Jager, Austin Makus and Donald E. Mirk (Appointed counsel for appeal), for appellant.
Charles O. Carroll and Robert E. Dixon, for respondent.
Appellant was found guilty of robbery while armed with a deadly weapon. During the course of the trial, appellant's counsel, on cross-examination of the state's chief witness, first referred to "mug shots." The cross-examination made it appear that the state's chief witness was never able to pick out a picture of appellant. On redirect, the deputy prosecutor, after refreshing the witness' memory with a statement she had signed, had her testify that she had forgotten, but she did pick out one photograph as resembling the robber. This was a photograph of the appellant taken by the sheriff's department at Sacramento, California. This photograph was offered in evidence by the state and was admitted by the court after the lower portion of the photograph was cut off so that it would not indicate where or by whom it was taken.

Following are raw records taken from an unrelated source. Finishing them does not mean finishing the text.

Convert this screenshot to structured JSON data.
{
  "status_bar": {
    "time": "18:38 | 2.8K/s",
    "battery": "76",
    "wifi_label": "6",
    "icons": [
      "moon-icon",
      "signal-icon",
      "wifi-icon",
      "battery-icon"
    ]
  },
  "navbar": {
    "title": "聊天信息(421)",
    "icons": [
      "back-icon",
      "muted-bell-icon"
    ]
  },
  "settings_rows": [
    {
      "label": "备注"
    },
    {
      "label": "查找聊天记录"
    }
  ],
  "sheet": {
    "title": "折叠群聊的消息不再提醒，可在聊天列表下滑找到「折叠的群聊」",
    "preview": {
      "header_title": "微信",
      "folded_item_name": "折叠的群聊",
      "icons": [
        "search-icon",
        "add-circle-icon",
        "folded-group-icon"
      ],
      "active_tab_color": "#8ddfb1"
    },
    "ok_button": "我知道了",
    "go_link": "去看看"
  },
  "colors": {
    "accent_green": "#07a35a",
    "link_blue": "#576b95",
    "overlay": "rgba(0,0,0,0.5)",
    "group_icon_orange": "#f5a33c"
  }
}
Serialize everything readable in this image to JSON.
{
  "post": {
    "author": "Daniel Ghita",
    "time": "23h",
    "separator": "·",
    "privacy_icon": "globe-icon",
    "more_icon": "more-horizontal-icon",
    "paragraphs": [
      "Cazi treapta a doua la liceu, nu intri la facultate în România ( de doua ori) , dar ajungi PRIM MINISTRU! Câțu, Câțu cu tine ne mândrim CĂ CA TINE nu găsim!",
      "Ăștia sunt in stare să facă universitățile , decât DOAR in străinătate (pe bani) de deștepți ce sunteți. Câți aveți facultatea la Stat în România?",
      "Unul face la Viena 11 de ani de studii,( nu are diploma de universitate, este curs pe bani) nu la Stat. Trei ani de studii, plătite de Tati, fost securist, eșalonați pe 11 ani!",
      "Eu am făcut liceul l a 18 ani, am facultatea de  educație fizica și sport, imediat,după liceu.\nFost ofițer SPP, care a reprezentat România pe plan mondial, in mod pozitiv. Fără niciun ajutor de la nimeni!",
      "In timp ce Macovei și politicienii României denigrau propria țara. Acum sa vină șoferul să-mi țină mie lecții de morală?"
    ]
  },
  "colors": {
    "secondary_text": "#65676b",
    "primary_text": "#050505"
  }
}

Appellant contends it was error to permit the state to introduce the "mug shot" in evidence. We cannot agree.
[1, 2] If the state was not permitted to clarify the testimony of its own witness, as elicited on cross-examination, it would leave the state's case in an untenable position. The jury would believe that at no time could the state's chief witness pick out a photograph of the appellant, and that the first time she saw him after the robbery was at the preliminary hearing. The truth of the matter was that the witness had picked one photograph out of the hundreds she looked at, as resembling the person who robbed her, and this one photograph was that of the appellant. The purpose of redirect examination is to clarify matters that may tend to be confused by cross-examination and to rehabilitate the witness before the trier of facts, whether it be judge or jury. State v. Ward, 144 Wn. 337, 258 P. 22 (1927).
Appellant's counsel opened the door for the admission of the "mug shot" by his cross-examination. He cannot now complain of its use to rehabilitate a witness. We do not feel it was error for the trial court to admit the photograph in evidence after certain portions were cut off. We might add that, if it was error, it was invited error, and not of such a prejudicial nature as would require a new trial. State v. Ward, supra.
Appellant also contends that the court erred when it did not give an alibi instruction.
Appellant did not testify. His only witness testified that he saw appellant off on a bus to Portland half an hour or an hour prior to the commission of the offense. No request for an alibi instruction was made by appellant's counsel, nor was one proposed by him.
 In State v. Taplin, 66 Wn.2d 687, 691, 404 P.2d 469 (1965), this court held, where the defendant fails to request an instruction that does not deal with an absolute constitutional right, he cannot, on appeal, assign error to the court's failure to give such an instruction.
Appellant assigns error and argues that he was not represented by counsel at the time of hearing on his motion for new trial. The record does not bear him out. Appellant was represented by retained counsel at the time motion for new trial was argued, retained counsel was in court and argued one point to the court. He refused to argue the other points, because, in his opinion, they were groundless, frivolous, and he felt he could not in good conscience do so. He prepared the formal motion of appeal, which was signed by the appellant, and then withdrew. Appellant's funds were exhausted, and present counsel was appointed to represent him on appeal.
 An attorney has no duty to argue frivolous or groundless matters before a court. Canon of Professional Ethics 15. His failure to do so does not give a client cause to charge failure of representation.
Canon of Professional Ethics 15 reads in pertinent part: "But it is steadfastly to be borne in mind that the great trust of the lawyer is to be performed within and not without the bounds of the law. The office of attorney does not permit, much less does it demand of him for any client, violation of law or any manner of fraud or chicane. He must obey his own conscience and not that of his client."
ROSELLINI, C.J., HILL, HUNTER, and HALE, JJ., concur.
February 2, 1967. Petition for rehearing denied.